Metal components in solid brass unlacquered or black chromeplated.
Upholstery polyurethane with polyester fibre.
Cover in fabric or leather.
Headboard height-adjustable at three settings.
Anti-slip plastic gliders in white

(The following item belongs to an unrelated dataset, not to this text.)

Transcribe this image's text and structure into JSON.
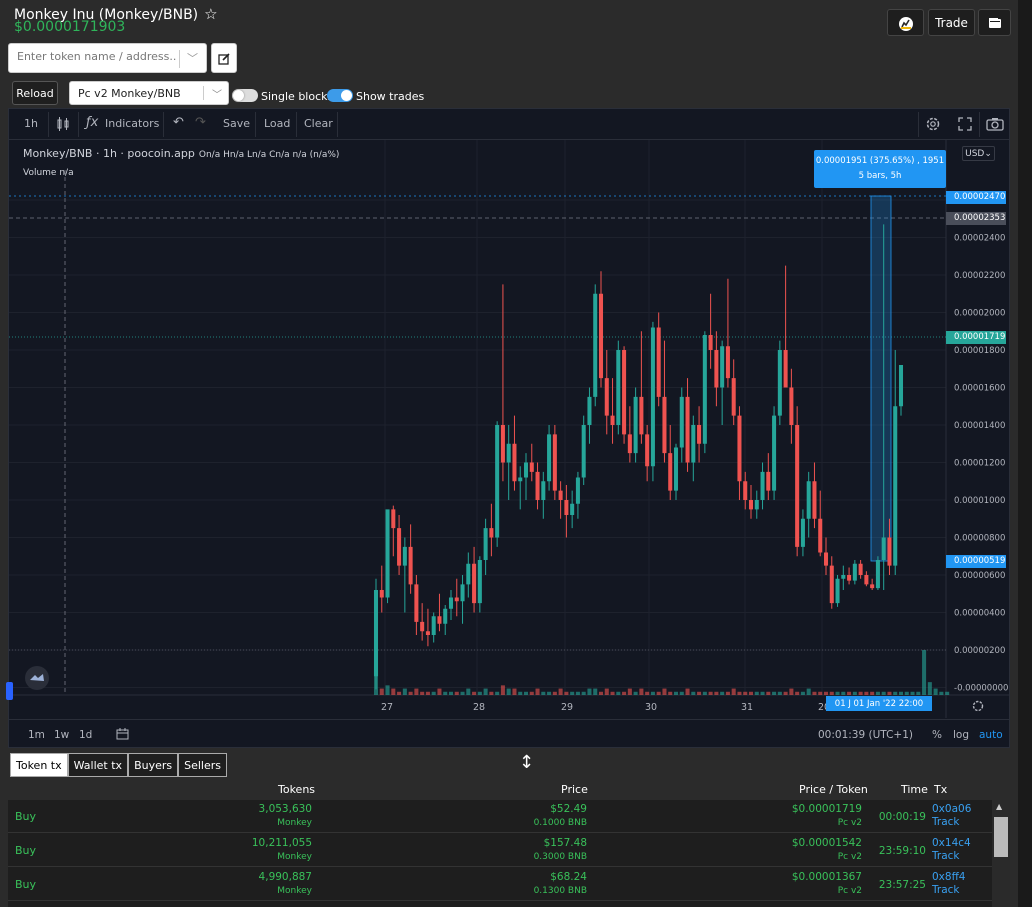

Konstantin Grcic was born in Munich, Germany in 1965. After training as a cabinet maker at Parnham College in England he studied design at the Royal College of Art in London from 1988-1990. <br /><br /> Konstantin Grcic creates industrial products widely described as pared down, simple, minimalist. <br /> What sets him apart from the minimalism in fashionalble currency today is that he defines function in human terms, combining maximum formal strictness with considerable mental acuity and humor.<br /><br /> Many of his products have received prestigious design awards. In October 2000 Konstantin Grcic is nominated "Guest of Honour" at the Interieur Biennial in Kortrijk/Belgium presenting an extensive show of his work. The MAYDAY-lamp produced by FLOS was selected into the permanent collection of the Museum of Modern Art in New York and won the Compasso D'Oro in 2001.